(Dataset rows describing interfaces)

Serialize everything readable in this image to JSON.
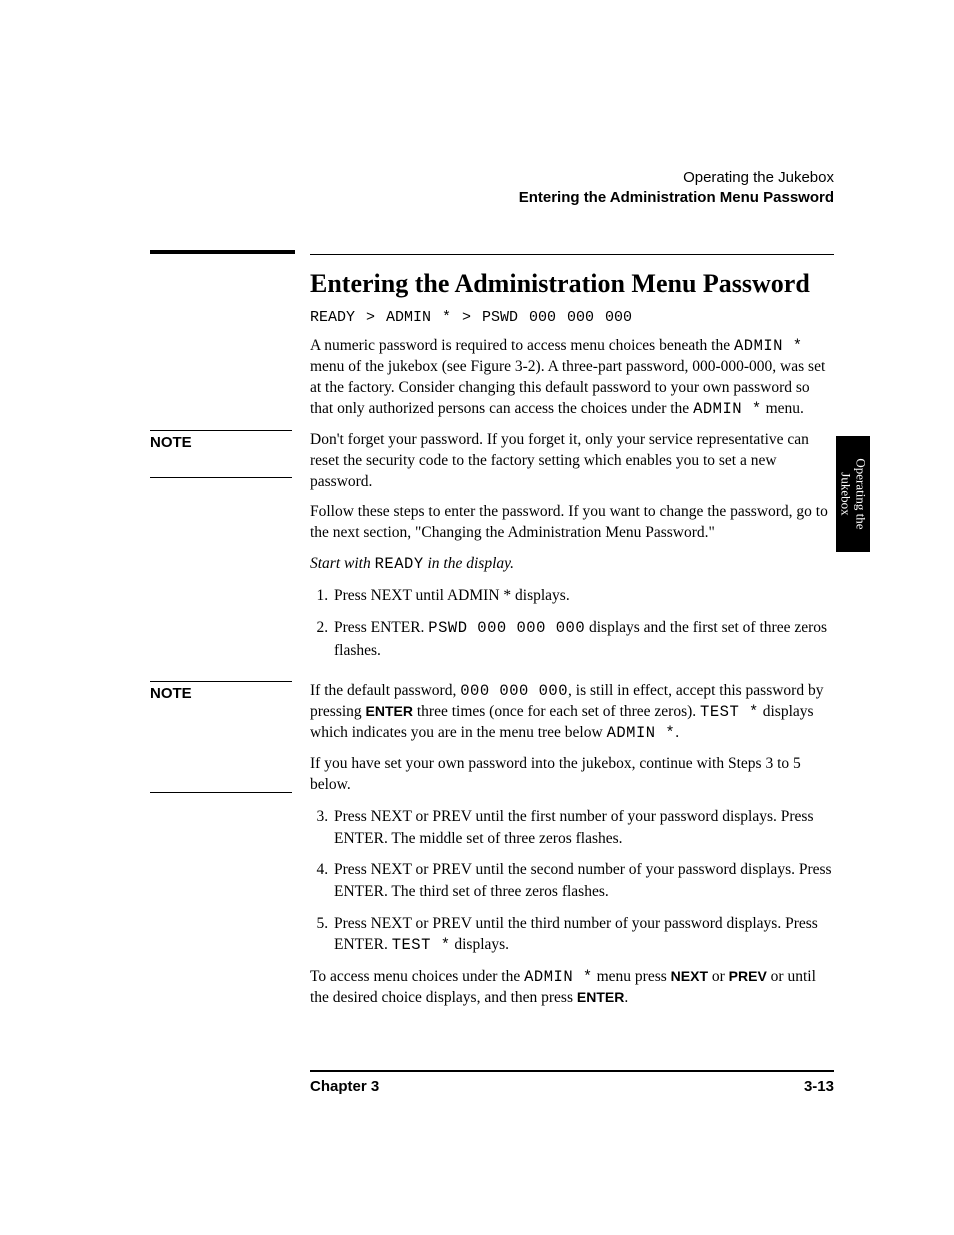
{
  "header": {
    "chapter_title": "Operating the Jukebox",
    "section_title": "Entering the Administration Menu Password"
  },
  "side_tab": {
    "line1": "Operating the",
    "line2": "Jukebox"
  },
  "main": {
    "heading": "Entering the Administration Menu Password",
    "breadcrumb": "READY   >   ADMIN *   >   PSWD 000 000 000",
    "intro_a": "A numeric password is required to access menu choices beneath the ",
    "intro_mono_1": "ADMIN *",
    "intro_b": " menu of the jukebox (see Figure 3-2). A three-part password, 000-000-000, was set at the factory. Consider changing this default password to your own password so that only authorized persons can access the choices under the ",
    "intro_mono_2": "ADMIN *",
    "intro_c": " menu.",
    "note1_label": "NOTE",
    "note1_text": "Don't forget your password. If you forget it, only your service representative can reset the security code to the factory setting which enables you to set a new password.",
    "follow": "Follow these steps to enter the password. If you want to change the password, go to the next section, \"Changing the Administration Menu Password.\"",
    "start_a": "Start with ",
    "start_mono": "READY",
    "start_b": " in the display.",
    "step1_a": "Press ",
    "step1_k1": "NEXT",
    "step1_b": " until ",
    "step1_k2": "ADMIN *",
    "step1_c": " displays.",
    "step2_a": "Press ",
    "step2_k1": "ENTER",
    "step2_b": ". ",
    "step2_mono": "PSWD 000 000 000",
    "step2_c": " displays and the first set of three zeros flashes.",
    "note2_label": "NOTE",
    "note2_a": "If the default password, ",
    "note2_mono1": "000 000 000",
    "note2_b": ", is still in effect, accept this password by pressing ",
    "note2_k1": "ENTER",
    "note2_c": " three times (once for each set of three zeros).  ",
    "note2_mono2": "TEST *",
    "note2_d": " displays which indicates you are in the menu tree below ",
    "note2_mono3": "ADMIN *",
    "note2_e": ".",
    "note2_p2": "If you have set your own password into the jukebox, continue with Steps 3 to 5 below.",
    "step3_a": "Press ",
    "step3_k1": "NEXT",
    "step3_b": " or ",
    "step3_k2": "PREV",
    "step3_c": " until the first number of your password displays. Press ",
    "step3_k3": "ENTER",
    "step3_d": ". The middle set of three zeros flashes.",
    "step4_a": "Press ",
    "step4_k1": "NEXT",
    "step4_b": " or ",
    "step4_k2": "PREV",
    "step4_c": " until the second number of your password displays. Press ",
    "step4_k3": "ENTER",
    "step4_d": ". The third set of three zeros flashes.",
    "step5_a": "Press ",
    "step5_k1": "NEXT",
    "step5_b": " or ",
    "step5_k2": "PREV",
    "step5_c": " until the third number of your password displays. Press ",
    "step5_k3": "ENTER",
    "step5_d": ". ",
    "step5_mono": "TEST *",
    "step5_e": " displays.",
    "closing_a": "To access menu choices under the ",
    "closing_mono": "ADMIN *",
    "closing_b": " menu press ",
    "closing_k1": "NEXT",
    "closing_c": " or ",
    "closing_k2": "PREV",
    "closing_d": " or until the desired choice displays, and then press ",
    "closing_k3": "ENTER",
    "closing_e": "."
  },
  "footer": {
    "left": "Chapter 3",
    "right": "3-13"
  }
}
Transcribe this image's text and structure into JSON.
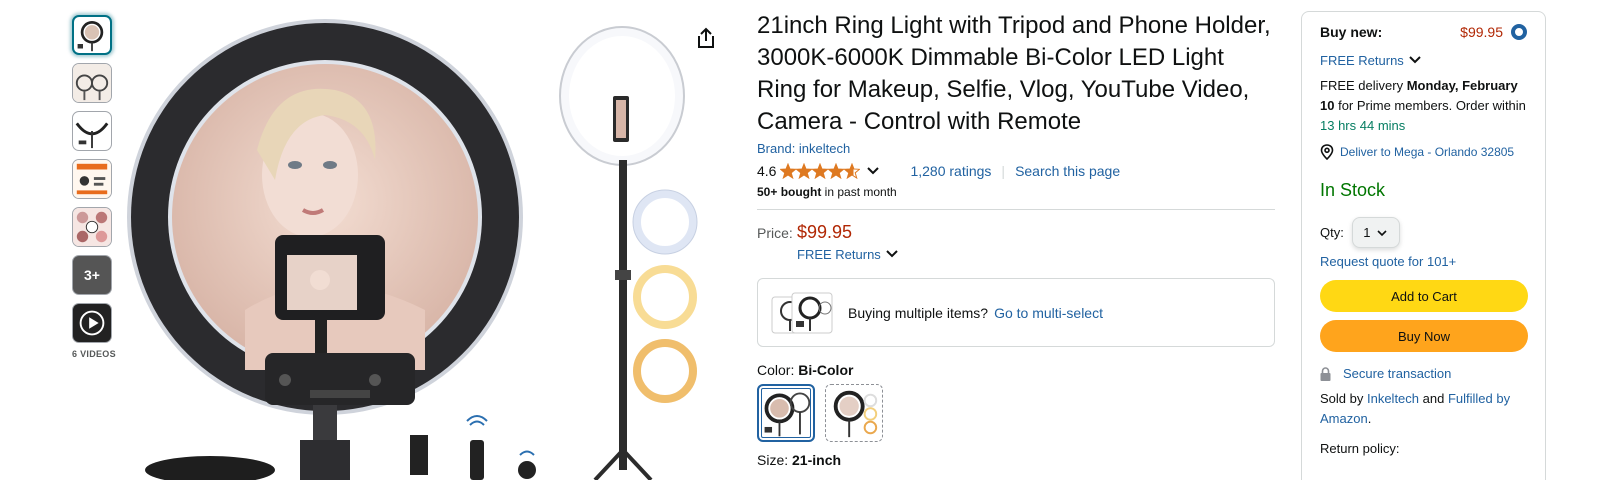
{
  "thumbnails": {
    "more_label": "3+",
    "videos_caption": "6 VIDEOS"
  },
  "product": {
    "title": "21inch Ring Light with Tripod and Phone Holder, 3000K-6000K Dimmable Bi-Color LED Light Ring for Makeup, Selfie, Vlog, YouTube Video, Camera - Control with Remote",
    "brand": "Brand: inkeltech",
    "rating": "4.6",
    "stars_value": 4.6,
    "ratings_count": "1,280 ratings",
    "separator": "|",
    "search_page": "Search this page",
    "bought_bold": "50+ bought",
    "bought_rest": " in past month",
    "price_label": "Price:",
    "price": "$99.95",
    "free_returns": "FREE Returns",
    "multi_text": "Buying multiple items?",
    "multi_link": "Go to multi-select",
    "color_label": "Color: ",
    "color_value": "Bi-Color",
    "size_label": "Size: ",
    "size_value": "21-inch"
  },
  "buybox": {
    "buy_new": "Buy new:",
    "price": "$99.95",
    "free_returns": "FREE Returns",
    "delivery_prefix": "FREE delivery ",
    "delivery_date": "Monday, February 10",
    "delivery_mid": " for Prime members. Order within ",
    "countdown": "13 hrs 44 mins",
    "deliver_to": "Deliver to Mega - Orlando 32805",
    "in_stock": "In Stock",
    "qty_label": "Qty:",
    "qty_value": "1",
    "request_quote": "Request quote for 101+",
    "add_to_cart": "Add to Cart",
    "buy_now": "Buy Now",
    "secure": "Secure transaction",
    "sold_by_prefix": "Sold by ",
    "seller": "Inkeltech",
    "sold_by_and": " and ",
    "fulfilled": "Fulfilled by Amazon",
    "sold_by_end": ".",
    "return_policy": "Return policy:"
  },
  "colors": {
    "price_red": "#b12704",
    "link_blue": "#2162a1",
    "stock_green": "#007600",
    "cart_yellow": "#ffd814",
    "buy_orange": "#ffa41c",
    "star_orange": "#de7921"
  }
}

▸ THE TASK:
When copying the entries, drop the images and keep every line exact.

▸ EXERCISE RESPONSE:
Serialize everything readable in this image to JSON.
{
  "header": {
    "chapter_title": "Operating the Jukebox",
    "section_title": "Entering the Administration Menu Password"
  },
  "side_tab": {
    "line1": "Operating the",
    "line2": "Jukebox"
  },
  "main": {
    "heading": "Entering the Administration Menu Password",
    "breadcrumb": "READY   >   ADMIN *   >   PSWD 000 000 000",
    "intro_a": "A numeric password is required to access menu choices beneath the ",
    "intro_mono_1": "ADMIN *",
    "intro_b": " menu of the jukebox (see Figure 3-2). A three-part password, 000-000-000, was set at the factory. Consider changing this default password to your own password so that only authorized persons can access the choices under the ",
    "intro_mono_2": "ADMIN *",
    "intro_c": " menu.",
    "note1_label": "NOTE",
    "note1_text": "Don't forget your password. If you forget it, only your service representative can reset the security code to the factory setting which enables you to set a new password.",
    "follow": "Follow these steps to enter the password. If you want to change the password, go to the next section, \"Changing the Administration Menu Password.\"",
    "start_a": "Start with ",
    "start_mono": "READY",
    "start_b": " in the display.",
    "step1_a": "Press ",
    "step1_k1": "NEXT",
    "step1_b": " until ",
    "step1_k2": "ADMIN *",
    "step1_c": " displays.",
    "step2_a": "Press ",
    "step2_k1": "ENTER",
    "step2_b": ". ",
    "step2_mono": "PSWD 000 000 000",
    "step2_c": " displays and the first set of three zeros flashes.",
    "note2_label": "NOTE",
    "note2_a": "If the default password, ",
    "note2_mono1": "000 000 000",
    "note2_b": ", is still in effect, accept this password by pressing ",
    "note2_k1": "ENTER",
    "note2_c": " three times (once for each set of three zeros).  ",
    "note2_mono2": "TEST *",
    "note2_d": " displays which indicates you are in the menu tree below ",
    "note2_mono3": "ADMIN *",
    "note2_e": ".",
    "note2_p2": "If you have set your own password into the jukebox, continue with Steps 3 to 5 below.",
    "step3_a": "Press ",
    "step3_k1": "NEXT",
    "step3_b": " or ",
    "step3_k2": "PREV",
    "step3_c": " until the first number of your password displays. Press ",
    "step3_k3": "ENTER",
    "step3_d": ". The middle set of three zeros flashes.",
    "step4_a": "Press ",
    "step4_k1": "NEXT",
    "step4_b": " or ",
    "step4_k2": "PREV",
    "step4_c": " until the second number of your password displays. Press ",
    "step4_k3": "ENTER",
    "step4_d": ". The third set of three zeros flashes.",
    "step5_a": "Press ",
    "step5_k1": "NEXT",
    "step5_b": " or ",
    "step5_k2": "PREV",
    "step5_c": " until the third number of your password displays. Press ",
    "step5_k3": "ENTER",
    "step5_d": ". ",
    "step5_mono": "TEST *",
    "step5_e": " displays.",
    "closing_a": "To access menu choices under the ",
    "closing_mono": "ADMIN *",
    "closing_b": " menu press ",
    "closing_k1": "NEXT",
    "closing_c": " or ",
    "closing_k2": "PREV",
    "closing_d": " or until the desired choice displays, and then press ",
    "closing_k3": "ENTER",
    "closing_e": "."
  },
  "footer": {
    "left": "Chapter 3",
    "right": "3-13"
  }
}
Transcribe this image's text and structure into JSON.
{
  "thumbnails": {
    "more_label": "3+",
    "videos_caption": "6 VIDEOS"
  },
  "product": {
    "title": "21inch Ring Light with Tripod and Phone Holder, 3000K-6000K Dimmable Bi-Color LED Light Ring for Makeup, Selfie, Vlog, YouTube Video, Camera - Control with Remote",
    "brand": "Brand: inkeltech",
    "rating": "4.6",
    "stars_value": 4.6,
    "ratings_count": "1,280 ratings",
    "separator": "|",
    "search_page": "Search this page",
    "bought_bold": "50+ bought",
    "bought_rest": " in past month",
    "price_label": "Price:",
    "price": "$99.95",
    "free_returns": "FREE Returns",
    "multi_text": "Buying multiple items?",
    "multi_link": "Go to multi-select",
    "color_label": "Color: ",
    "color_value": "Bi-Color",
    "size_label": "Size: ",
    "size_value": "21-inch"
  },
  "buybox": {
    "buy_new": "Buy new:",
    "price": "$99.95",
    "free_returns": "FREE Returns",
    "delivery_prefix": "FREE delivery ",
    "delivery_date": "Monday, February 10",
    "delivery_mid": " for Prime members. Order within ",
    "countdown": "13 hrs 44 mins",
    "deliver_to": "Deliver to Mega - Orlando 32805",
    "in_stock": "In Stock",
    "qty_label": "Qty:",
    "qty_value": "1",
    "request_quote": "Request quote for 101+",
    "add_to_cart": "Add to Cart",
    "buy_now": "Buy Now",
    "secure": "Secure transaction",
    "sold_by_prefix": "Sold by ",
    "seller": "Inkeltech",
    "sold_by_and": " and ",
    "fulfilled": "Fulfilled by Amazon",
    "sold_by_end": ".",
    "return_policy": "Return policy:"
  },
  "colors": {
    "price_red": "#b12704",
    "link_blue": "#2162a1",
    "stock_green": "#007600",
    "cart_yellow": "#ffd814",
    "buy_orange": "#ffa41c",
    "star_orange": "#de7921"
  }
}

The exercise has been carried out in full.